By Ian Murphy

When high school valedictorian Ian Murphy was writing his graduation address, a teacher told him that he could not mention Jesus in his speech. She even threatened to pull the plug on the microphone if he tried to do so. Murphy’s defiance, in the name of his constitutional rights, made national news, and his zeal to spread the Gospel, no matter the cost, became the defining passion of his life.
Murphy's public battle for his freedom of speech is where this conversion story begins, but then it retraces the other important experiences of his youth. He describes his free-spirited Christian parents, his early doubts, the influence of faith-filled relatives and friends, and the spiritual encounter that made him a believer.
At a young age, Murphy went from strength to strength as he sought after truth, grew in prayer, and shared his faith with others. But his doubts resurfaced when his friend and mentor, the leader of a Protestant college group, was murdered. After his trust in God was restored, Murphy became a Baptist minister in the Bible Belt, and from there his spiritual journey led him into the Catholic Church.
The unexpected twists and turns in Murphy's extraordinary story show that when a man gives his life to Christ, the Lord never lets him go

 

Group Options

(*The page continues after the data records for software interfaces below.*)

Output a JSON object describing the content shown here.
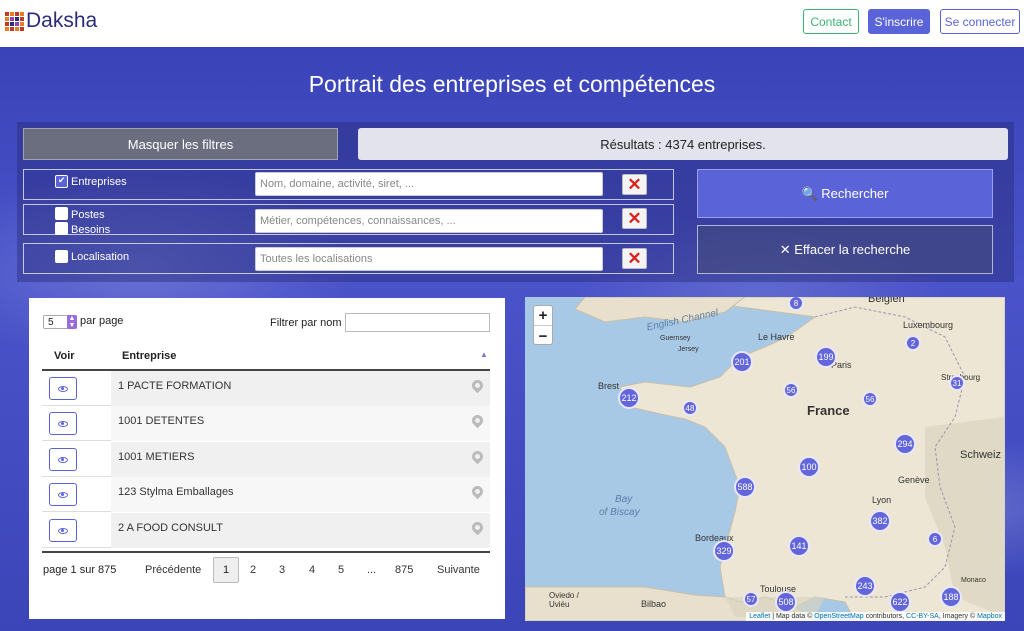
{
  "brand": {
    "name": "Daksha"
  },
  "header": {
    "contact": "Contact",
    "signup": "S'inscrire",
    "login": "Se connecter"
  },
  "hero": {
    "title": "Portrait des entreprises et compétences"
  },
  "filters": {
    "toggle_label": "Masquer les filtres",
    "results_text": "Résultats : 4374 entreprises.",
    "rows": [
      {
        "options": [
          {
            "label": "Entreprises",
            "checked": true
          }
        ],
        "placeholder": "Nom, domaine, activité, siret, ..."
      },
      {
        "options": [
          {
            "label": "Postes",
            "checked": false
          },
          {
            "label": "Besoins",
            "checked": false
          }
        ],
        "placeholder": "Métier, compétences, connaissances, ..."
      },
      {
        "options": [
          {
            "label": "Localisation",
            "checked": false
          }
        ],
        "placeholder": "Toutes les localisations"
      }
    ],
    "clear_icon": "✕",
    "search_label": "🔍 Rechercher",
    "clear_label": "✕ Effacer la recherche"
  },
  "table": {
    "page_size": "5",
    "per_page_label": "par page",
    "filter_label": "Filtrer par nom",
    "col_view": "Voir",
    "col_company": "Entreprise",
    "rows": [
      "1 PACTE FORMATION",
      "1001 DETENTES",
      "1001 METIERS",
      "123 Stylma Emballages",
      "2 A FOOD CONSULT"
    ],
    "page_info": "page 1 sur 875",
    "prev": "Précédente",
    "pages": [
      "1",
      "2",
      "3",
      "4",
      "5",
      "...",
      "875"
    ],
    "next": "Suivante"
  },
  "map": {
    "zoom_in": "+",
    "zoom_out": "−",
    "labels": [
      "Belgien",
      "Luxembourg",
      "English Channel",
      "Le Havre",
      "Guernsey",
      "Jersey",
      "Paris",
      "Brest",
      "France",
      "Strasbourg",
      "Bay",
      "of Biscay",
      "Genève",
      "Lyon",
      "Schweiz",
      "Bordeaux",
      "Toulouse",
      "Monaco",
      "Oviedo / Uviéu",
      "Bilbao"
    ],
    "clusters": [
      "8",
      "2",
      "201",
      "199",
      "31",
      "212",
      "56",
      "48",
      "56",
      "294",
      "100",
      "588",
      "382",
      "329",
      "141",
      "6",
      "57",
      "243",
      "508",
      "622",
      "188"
    ],
    "attribution": {
      "leaflet": "Leaflet",
      "text1": " | Map data © ",
      "osm": "OpenStreetMap",
      "text2": " contributors, ",
      "cc": "CC-BY-SA",
      "text3": ", Imagery © ",
      "mapbox": "Mapbox"
    }
  },
  "colors": {
    "accent": "#5b63d8",
    "contact": "#3cb371",
    "cluster": "#6366da",
    "logo": "#2b2d78"
  }
}
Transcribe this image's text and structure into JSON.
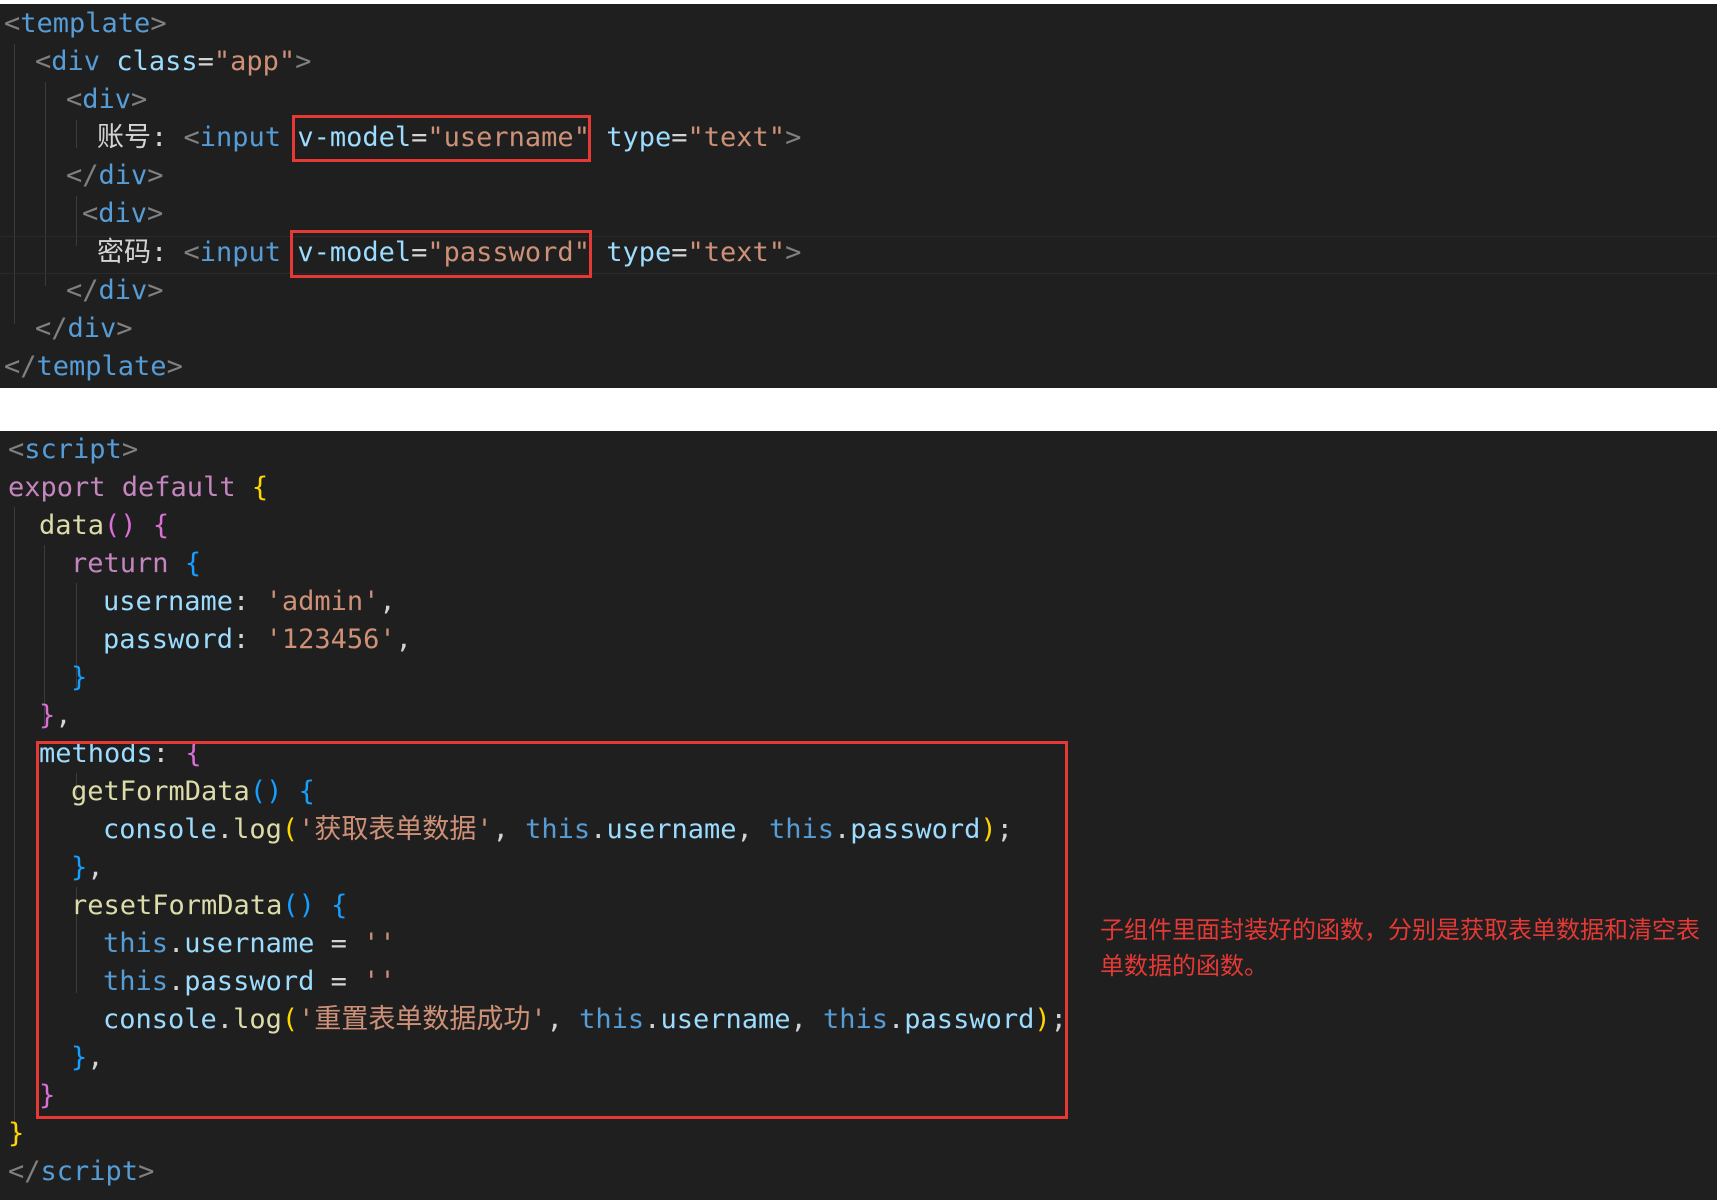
{
  "template_code": {
    "line1": {
      "open": "<",
      "tag": "template",
      "close": ">"
    },
    "line2": {
      "tag": "div",
      "attr": "class",
      "eq": "=",
      "value": "\"app\""
    },
    "line3": {
      "tag": "div"
    },
    "line4": {
      "label": "账号: ",
      "tag": "input",
      "model_attr": "v-model",
      "model_value": "\"username\"",
      "type_attr": "type",
      "type_value": "\"text\""
    },
    "line5": {
      "tag": "div"
    },
    "line6": {
      "tag": "div"
    },
    "line7": {
      "label": "密码: ",
      "tag": "input",
      "model_attr": "v-model",
      "model_value": "\"password\"",
      "type_attr": "type",
      "type_value": "\"text\""
    },
    "line8": {
      "tag": "div"
    },
    "line9": {
      "tag": "div"
    },
    "line10": {
      "tag": "template"
    }
  },
  "script_code": {
    "script_tag": "script",
    "export_kw": "export default ",
    "data_fn": "data",
    "return_kw": "return",
    "username_key": "username",
    "username_val": "'admin'",
    "password_key": "password",
    "password_val": "'123456'",
    "methods_key": "methods",
    "get_fn": "getFormData",
    "console": "console",
    "log": "log",
    "get_msg": "'获取表单数据'",
    "this_kw": "this",
    "username_prop": "username",
    "password_prop": "password",
    "reset_fn": "resetFormData",
    "empty_str": "''",
    "reset_msg": "'重置表单数据成功'"
  },
  "annotation": {
    "text": "子组件里面封装好的函数，分别是获取表单数据和清空表单数据的函数。"
  },
  "colors": {
    "highlight": "#e53935",
    "background": "#1f1f1f"
  }
}
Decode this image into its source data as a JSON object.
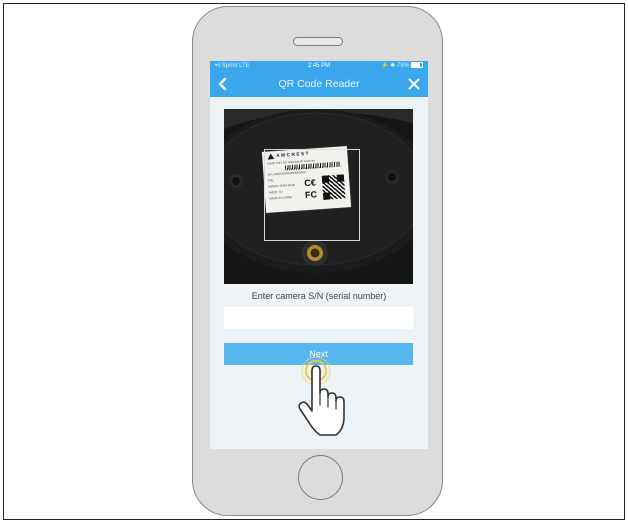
{
  "statusbar": {
    "carrier": "•ıl Sprint LTE",
    "time": "2:45 PM",
    "right": "⚡ ✱ 79%"
  },
  "navbar": {
    "title": "QR Code Reader",
    "back_icon": "chevron-left-icon",
    "close_icon": "close-icon"
  },
  "camera": {
    "brand": "AMCREST",
    "label_lines": [
      "1080P P&T HD Wireless IP Camera",
      "S/N: AMC000000000000000",
      "P/N: ",
      "MODEL:IP2M-841B",
      "INPUT: 5V ",
      "MADE IN CHINA"
    ]
  },
  "form": {
    "sn_label": "Enter camera S/N (serial number)",
    "sn_value": "",
    "next_label": "Next"
  },
  "colors": {
    "accent": "#3aa6ec",
    "button": "#58b6ef",
    "screen_bg": "#eef3f7",
    "tap_ring": "#f2d36b"
  },
  "icons": [
    "chevron-left-icon",
    "close-icon",
    "pointing-hand-icon",
    "tap-ring-icon",
    "home-button-icon"
  ]
}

Membership at Large

The Membership at Large plan will operate as a large group email for those who join. Each month group members will be asked if, to the best of their knowledge, they are in a state of grace. Those who reply "yes" will earn 10 points. Sign up to earn 30 points. After one year earn 3 books!

 

Create Your Own Group

By creating your own group, earn points towards books just for participating. Create a group with at least 3 individuals and earn 30 points. Each month the group stays together, earn 10 more. Books are mailed out for every 50 points earned for a total 3 books per subscription. Saint's Book Club will follow up with group leaders each month to keep track of points.

 

How to Lead a Group


 A group can be run by members within the group notifying each within the group when a serious sin has been committed. This option works well if those within the group know each other well enough to be vulnerable with each other. If a person can share their sins to those in a group it becomes more likely he/she can share their sins with a priest. Accountability groups can use code words for "falling" if they like. This can be a fun way to make less awkward the fact that an embarrassing sin has been committed.


A second way a group can be run is by a leader taking the initiative to check in with those within the group on a periodical basis. A group leader could ask on a monthly or semi monthly basis if those within the group have been to confession if having "fallen" into serious sin.

Part of the goal of accountability groups is to avoid sin in the first place but ultimately it is for its members to seek sacramental absolution in a timely manner if a serious sin is committed.